DARSHANA THACKER Thacker is chef and culinary projects manager for Forks Over Knives. A graduate of the Natural Gourmet Institute, she is the author of the Forks Over Knives: Flavor! cookbook, recipe author for the book Forks Over Knives Family, and recipe contributor to The New York Times best-selling book The Forks Over Knives Plan. CYRUS KHAMBATTA, PHD, AND ROBBY BARBARO, MPH Khambatta and Barbaro are the co-founders of Mastering Diabetes, a coaching program that reverses insulin resistance via low-fat, whole-food, plant-based nutrition, and the authors of the best-selling Mastering Diabetes: The Revolutionary Method to Reverse Insulin Resistance Permanently in Type 1, Type 1.5, Type 2, Prediabetes, and Gestational Diabetes. MICHAEL GREGER, MD, FACLM Greger is a physician and author of The New York Times best-selling books How Not to Die and How Not to…

1 min
the feed

JUST ADD BROTH Want to ramp up the flavor in your oil-free cooking? Look no further than a simple box of low-sodium vegetable broth—or follow our handy guide on page 96 to make your own broth from scratch. Here are some of the best ways to use it to add oomph to your meals. 1. Make it your sauté go-to: Oil-free recipes routinely employ the “water sauté” method to keep vegetables and other foods from sticking to the pan as they cook. You can also use broth for this! Keep a box in the fridge and have it at arm’s length anytime you’re cooking on the stove. 2. Add a splash to your mash. Traditional mashed potatoes call for milk and butter. Veggie broth adds silky texture and herb-infused flavor—without all the fat. 3.…

2 min

ANCIENT GREEN Cultivated since at least Greek and Roman times, kale is a cruciferous vegetable that has remained unchanged for thousands of years. It continues to grow on stalks, unlike its cousins cauliflower and broccoli, which have been bred to form tight heads or florets. SHOP SMART Look for bunches or bags of perky, dry-looking leaves with no signs of wilting or browning. Avoid kale that looks tough or leathery—it will be. Save tender baby kale for salads and raw recipes. GIVE IT A SPIN Use a salad spinner to wash and dry kale. Fill the bowl with water, swish the leaves around to remove grit, then spin dry. Excess moisture can cause spoilage when kale is stored. PREP AHEAD Whether whole or chopped, washed and dried kale will keep for three to…

2 min
perfect mini pizzas
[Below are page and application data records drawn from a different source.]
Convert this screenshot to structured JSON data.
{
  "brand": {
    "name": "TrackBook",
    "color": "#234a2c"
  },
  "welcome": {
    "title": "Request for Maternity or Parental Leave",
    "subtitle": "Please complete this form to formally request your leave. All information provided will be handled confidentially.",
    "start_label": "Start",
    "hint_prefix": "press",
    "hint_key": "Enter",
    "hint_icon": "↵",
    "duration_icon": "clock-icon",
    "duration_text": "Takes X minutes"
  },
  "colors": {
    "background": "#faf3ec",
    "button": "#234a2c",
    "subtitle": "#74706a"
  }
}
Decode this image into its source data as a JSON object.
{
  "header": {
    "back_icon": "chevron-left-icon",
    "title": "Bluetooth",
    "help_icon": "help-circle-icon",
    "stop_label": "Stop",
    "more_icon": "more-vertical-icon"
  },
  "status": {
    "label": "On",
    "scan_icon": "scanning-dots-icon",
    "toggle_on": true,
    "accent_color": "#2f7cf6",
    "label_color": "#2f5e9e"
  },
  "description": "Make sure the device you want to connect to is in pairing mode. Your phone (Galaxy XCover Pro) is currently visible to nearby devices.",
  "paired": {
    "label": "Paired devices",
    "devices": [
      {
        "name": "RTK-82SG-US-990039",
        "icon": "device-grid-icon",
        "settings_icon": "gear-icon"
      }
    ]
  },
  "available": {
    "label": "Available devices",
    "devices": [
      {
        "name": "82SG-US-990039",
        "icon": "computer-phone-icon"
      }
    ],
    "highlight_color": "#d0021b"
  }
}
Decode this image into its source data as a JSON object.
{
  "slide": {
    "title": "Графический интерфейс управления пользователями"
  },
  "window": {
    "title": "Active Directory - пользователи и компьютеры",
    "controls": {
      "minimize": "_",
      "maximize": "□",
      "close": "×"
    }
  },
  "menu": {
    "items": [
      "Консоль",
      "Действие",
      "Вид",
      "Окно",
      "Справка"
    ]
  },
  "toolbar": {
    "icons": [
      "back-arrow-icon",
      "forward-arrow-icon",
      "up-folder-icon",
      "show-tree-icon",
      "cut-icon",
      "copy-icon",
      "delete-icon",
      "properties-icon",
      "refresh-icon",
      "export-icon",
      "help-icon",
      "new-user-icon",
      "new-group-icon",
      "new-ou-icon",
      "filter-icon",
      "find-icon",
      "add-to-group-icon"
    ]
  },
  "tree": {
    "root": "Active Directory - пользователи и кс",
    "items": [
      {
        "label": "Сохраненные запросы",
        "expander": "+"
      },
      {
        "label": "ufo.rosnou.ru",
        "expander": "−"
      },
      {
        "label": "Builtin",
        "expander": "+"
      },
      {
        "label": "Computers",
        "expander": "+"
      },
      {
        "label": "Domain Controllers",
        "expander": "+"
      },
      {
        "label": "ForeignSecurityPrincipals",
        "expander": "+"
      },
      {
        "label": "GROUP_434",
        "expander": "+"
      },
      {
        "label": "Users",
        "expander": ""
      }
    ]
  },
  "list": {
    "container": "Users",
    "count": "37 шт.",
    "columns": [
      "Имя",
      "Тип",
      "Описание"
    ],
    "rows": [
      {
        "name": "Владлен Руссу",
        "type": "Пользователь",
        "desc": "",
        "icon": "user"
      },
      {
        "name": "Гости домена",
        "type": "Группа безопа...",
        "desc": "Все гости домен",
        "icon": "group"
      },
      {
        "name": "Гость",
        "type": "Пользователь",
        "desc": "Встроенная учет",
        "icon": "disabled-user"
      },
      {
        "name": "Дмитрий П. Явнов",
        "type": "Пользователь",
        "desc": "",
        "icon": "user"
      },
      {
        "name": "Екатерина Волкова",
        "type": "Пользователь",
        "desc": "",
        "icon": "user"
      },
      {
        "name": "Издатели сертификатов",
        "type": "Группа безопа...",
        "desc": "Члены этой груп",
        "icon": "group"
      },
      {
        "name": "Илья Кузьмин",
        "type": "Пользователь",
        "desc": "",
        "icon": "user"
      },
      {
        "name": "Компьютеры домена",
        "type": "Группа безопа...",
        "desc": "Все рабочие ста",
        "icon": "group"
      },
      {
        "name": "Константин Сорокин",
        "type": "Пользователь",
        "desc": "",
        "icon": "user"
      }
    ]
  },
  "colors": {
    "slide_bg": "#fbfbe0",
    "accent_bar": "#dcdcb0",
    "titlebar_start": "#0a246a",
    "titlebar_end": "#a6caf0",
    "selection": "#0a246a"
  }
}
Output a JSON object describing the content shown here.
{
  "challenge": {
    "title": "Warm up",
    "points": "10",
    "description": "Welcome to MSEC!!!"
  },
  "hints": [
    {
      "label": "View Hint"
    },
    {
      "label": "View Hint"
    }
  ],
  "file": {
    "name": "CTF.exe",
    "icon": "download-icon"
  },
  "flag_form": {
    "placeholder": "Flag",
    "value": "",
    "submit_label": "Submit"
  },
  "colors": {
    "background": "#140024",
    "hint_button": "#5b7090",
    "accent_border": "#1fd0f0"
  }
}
1 TOFU CAPRESE Blend 1 cup firm tofu with 2 Tbsp. nutritional yeast and 1 tsp. onion powder. Spread dough with oil-free marinara sauce, then dot with tofu mixture and halved cherry tomatoes. Bake, then garnish with fresh basil leaves. 2 SHAVED VEGETABLE Spread dough with 1 cup prepared hummus (any flavor). Top with 3 cups vegetable-peeler-shaved raw carrots, parsnips, beets, zucchini, asparagus, and/or yellow squash. Bake, then sprinkle with freshly ground black pepper and 1 Tbsp. capers. 3 ARTICHOKE PESTO Blend 1 cup artichoke hearts with ¼ cup parsley leaves, 4 pitted green olives, 1 clove garlic, and ½ tsp. lemon juice. Spread over dough and top with steamed cauliflower florets and thinly sliced red onion. Bake, then sprinkle with crushed red pepper. 4 SPINACH AND SQUASH Blend 1 cup spinach that’s been steamed, drained, and…